Those With Skills And Those Without
Up until the 1970s, the U.S. was able to provide work for people with all skill levels, from high school dropouts to those with advanced college degrees, according to Brynjolfsson. But in recent decades, incomes for those with high school educations (or who dropped out) have been falling, and incomes for those with some college education have been flat. But, people with college degrees "have actually done quite well," he said.
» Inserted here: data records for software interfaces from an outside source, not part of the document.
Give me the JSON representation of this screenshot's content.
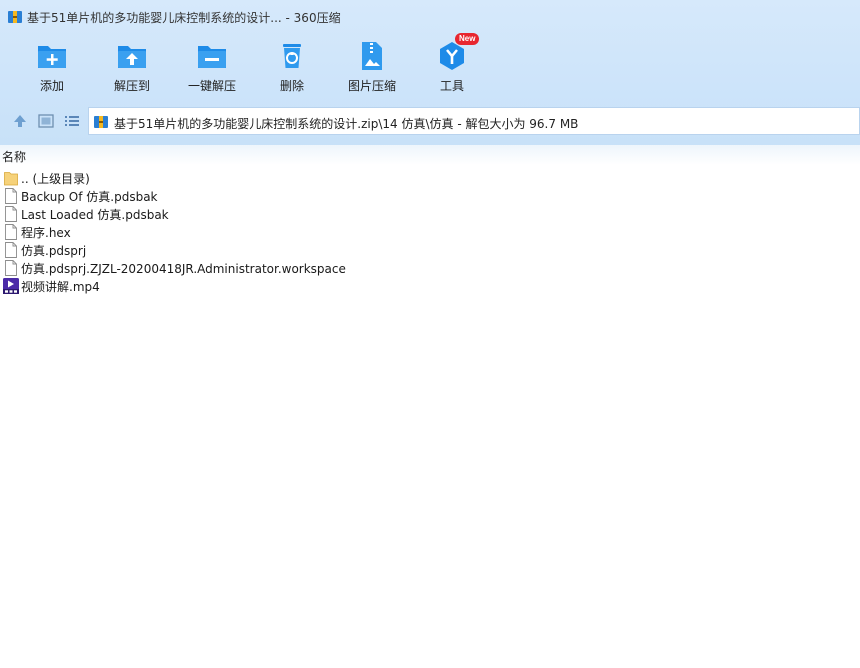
{
  "window": {
    "title": "基于51单片机的多功能婴儿床控制系统的设计... - 360压缩"
  },
  "toolbar": {
    "buttons": [
      {
        "label": "添加",
        "icon": "add-icon"
      },
      {
        "label": "解压到",
        "icon": "extract-to-icon"
      },
      {
        "label": "一键解压",
        "icon": "one-click-extract-icon"
      },
      {
        "label": "删除",
        "icon": "delete-icon"
      },
      {
        "label": "图片压缩",
        "icon": "image-compress-icon"
      },
      {
        "label": "工具",
        "icon": "tools-icon",
        "badge": "New"
      }
    ]
  },
  "address": {
    "path": "基于51单片机的多功能婴儿床控制系统的设计.zip\\14 仿真\\仿真 - 解包大小为 96.7 MB"
  },
  "list": {
    "column_name": "名称",
    "items": [
      {
        "name": ".. (上级目录)",
        "type": "folder"
      },
      {
        "name": "Backup Of 仿真.pdsbak",
        "type": "file"
      },
      {
        "name": "Last Loaded 仿真.pdsbak",
        "type": "file"
      },
      {
        "name": "程序.hex",
        "type": "file"
      },
      {
        "name": "仿真.pdsprj",
        "type": "file"
      },
      {
        "name": "仿真.pdsprj.ZJZL-20200418JR.Administrator.workspace",
        "type": "file"
      },
      {
        "name": "视频讲解.mp4",
        "type": "video"
      }
    ]
  },
  "colors": {
    "toolbar_bg": "#cde4fa",
    "icon_blue": "#1e8be8",
    "badge_red": "#e8262f"
  }
}
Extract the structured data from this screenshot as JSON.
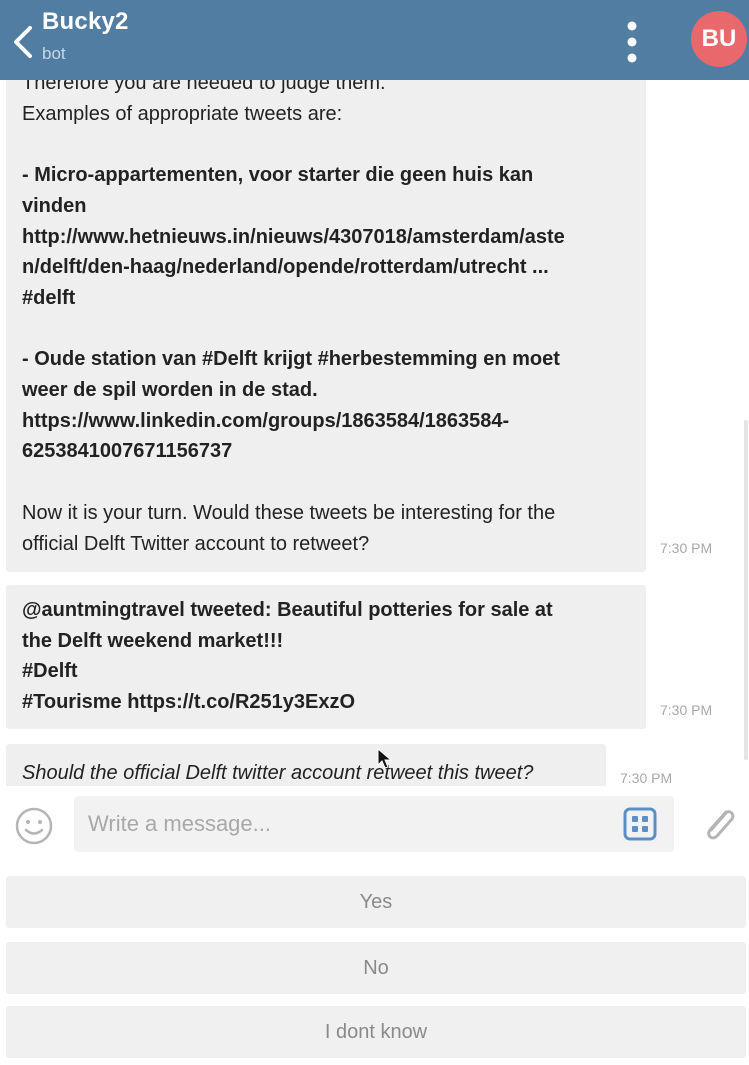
{
  "header": {
    "title": "Bucky2",
    "subtitle": "bot",
    "avatar_initials": "BU",
    "color": "#527da3",
    "avatar_color": "#e8686b",
    "back_icon": "chevron-left-icon",
    "menu_icon": "vertical-dots-icon"
  },
  "messages": [
    {
      "lines": [
        {
          "text": "Therefore you are needed to judge them.",
          "bold": false
        },
        {
          "text": "Examples of appropriate tweets are:",
          "bold": false
        },
        {
          "text": "",
          "bold": false
        },
        {
          "text": "- Micro-appartementen, voor starter die geen huis kan",
          "bold": true
        },
        {
          "text": "vinden",
          "bold": true
        },
        {
          "text": "http://www.hetnieuws.in/nieuws/4307018/amsterdam/aste",
          "bold": true
        },
        {
          "text": "n/delft/den-haag/nederland/opende/rotterdam/utrecht ...",
          "bold": true
        },
        {
          "text": "#delft",
          "bold": true
        },
        {
          "text": "",
          "bold": false
        },
        {
          "text": "- Oude station van #Delft krijgt #herbestemming en moet",
          "bold": true
        },
        {
          "text": "weer de spil worden in de stad.",
          "bold": true
        },
        {
          "text": "https://www.linkedin.com/groups/1863584/1863584-",
          "bold": true
        },
        {
          "text": "6253841007671156737",
          "bold": true
        },
        {
          "text": "",
          "bold": false
        },
        {
          "text": "Now it is your turn. Would these tweets be interesting for the",
          "bold": false
        },
        {
          "text": "official Delft Twitter account to retweet?",
          "bold": false
        }
      ],
      "time": "7:30 PM"
    },
    {
      "lines": [
        {
          "text": "@auntmingtravel tweeted: Beautiful potteries for sale at",
          "bold": true
        },
        {
          "text": "the Delft weekend market!!!",
          "bold": true
        },
        {
          "text": "#Delft",
          "bold": true
        },
        {
          "text": "#Tourisme https://t.co/R251y3ExzO",
          "bold": true
        }
      ],
      "time": "7:30 PM"
    },
    {
      "lines": [
        {
          "text": "Should the official Delft twitter account retweet this tweet?",
          "bold": false
        }
      ],
      "time": "7:30 PM"
    }
  ],
  "composer": {
    "placeholder": "Write a message...",
    "emoji_icon": "smiley-icon",
    "keyboard_icon": "keyboard-grid-icon",
    "attach_icon": "paperclip-icon"
  },
  "reply_keyboard": {
    "buttons": [
      "Yes",
      "No",
      "I dont know"
    ]
  }
}
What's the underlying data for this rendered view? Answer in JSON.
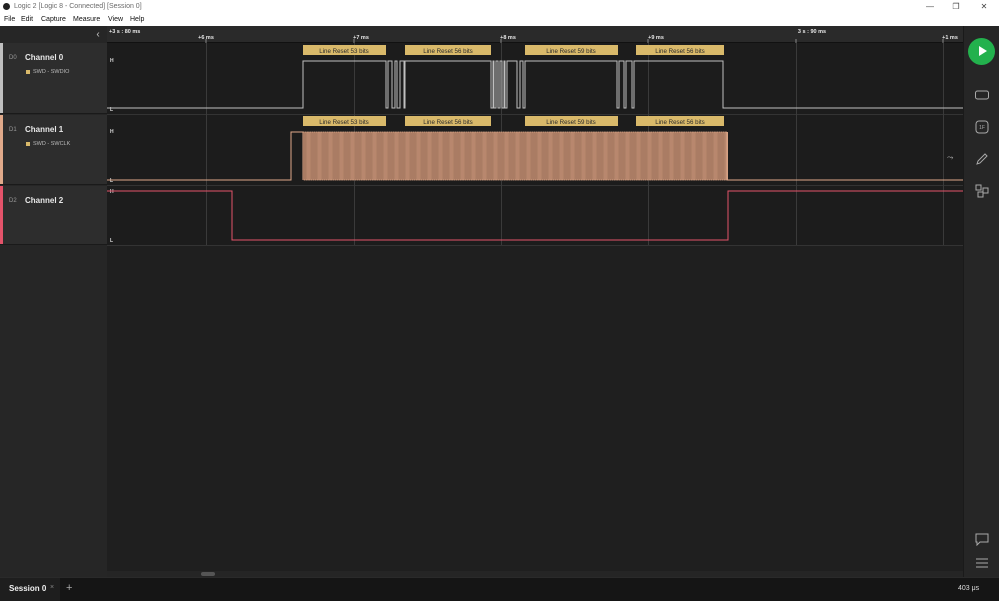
{
  "window": {
    "title": "Logic 2 [Logic 8 - Connected] [Session 0]",
    "minimize_glyph": "—",
    "maximize_glyph": "❐",
    "close_glyph": "✕"
  },
  "menu": [
    "File",
    "Edit",
    "Capture",
    "Measure",
    "View",
    "Help"
  ],
  "ruler": {
    "start_label": "+3 s : 80 ms",
    "ticks": [
      "+6 ms",
      "+7 ms",
      "+8 ms",
      "+9 ms",
      "3 s : 90 ms",
      "+1 ms"
    ]
  },
  "channels": [
    {
      "id": "D0",
      "name": "Channel 0",
      "analyzer": "SWD - SWDIO",
      "color": "#bfbfbf",
      "high": "H",
      "low": "L"
    },
    {
      "id": "D1",
      "name": "Channel 1",
      "analyzer": "SWD - SWCLK",
      "color": "#e0a98a",
      "high": "H",
      "low": "L"
    },
    {
      "id": "D2",
      "name": "Channel 2",
      "analyzer": "",
      "color": "#e4536a",
      "high": "H",
      "low": "L"
    }
  ],
  "annotations": {
    "channel0": [
      "Line Reset 53 bits",
      "Line Reset 56 bits",
      "Line Reset 59 bits",
      "Line Reset 56 bits"
    ],
    "channel1": [
      "Line Reset 53 bits",
      "Line Reset 56 bits",
      "Line Reset 59 bits",
      "Line Reset 56 bits"
    ]
  },
  "colors": {
    "annotation_bg": "#d9b96a",
    "accent_green": "#23b14d"
  },
  "side_icons": [
    "analyzers-icon",
    "measure-icon",
    "annotations-icon",
    "extensions-icon",
    "notes-icon",
    "menu-icon"
  ],
  "session": {
    "tab_label": "Session 0",
    "close": "×",
    "add": "+"
  },
  "status": {
    "zoom": "403 μs"
  }
}
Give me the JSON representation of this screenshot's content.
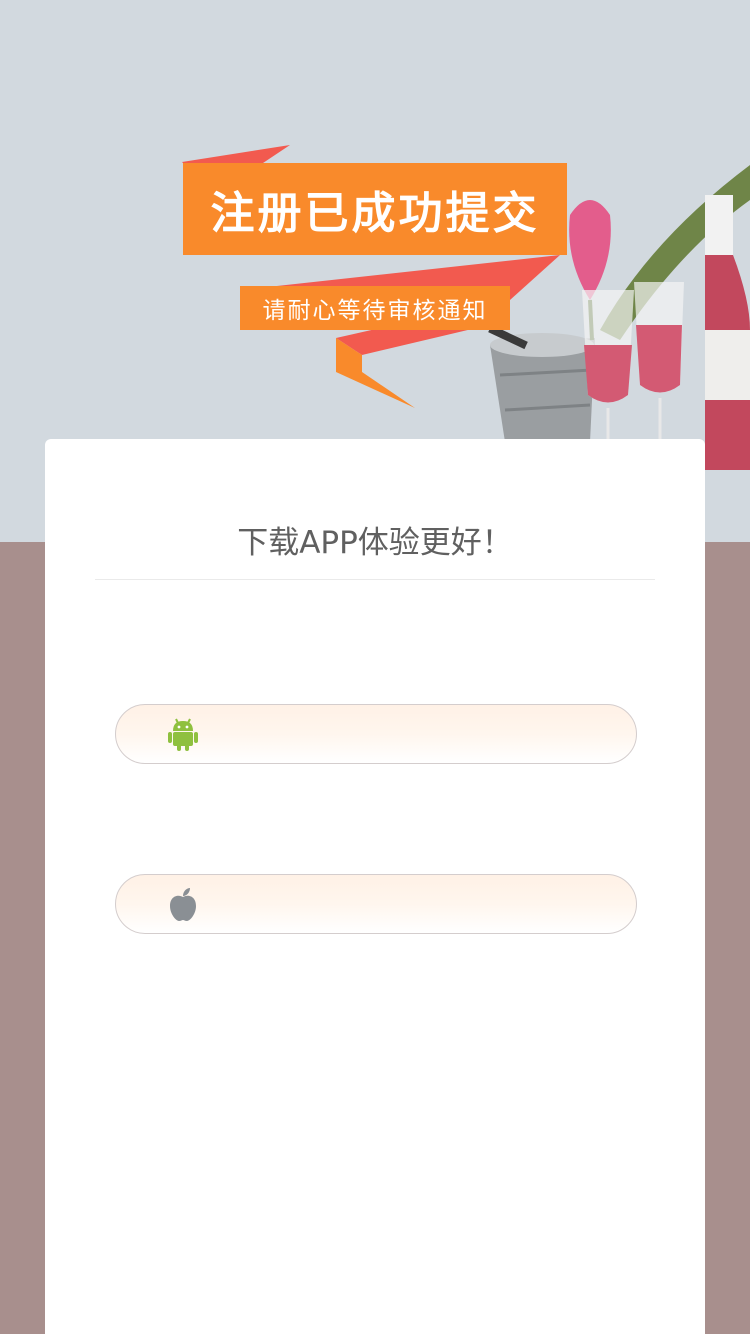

"There's been a divergence, which economists call a 'skill-biased technical change,'" he said. The result: People with limited skills have difficulty finding employment while businesses have trouble filling jobs -- such as in high-tech manufacturing -- that require higher skill levels.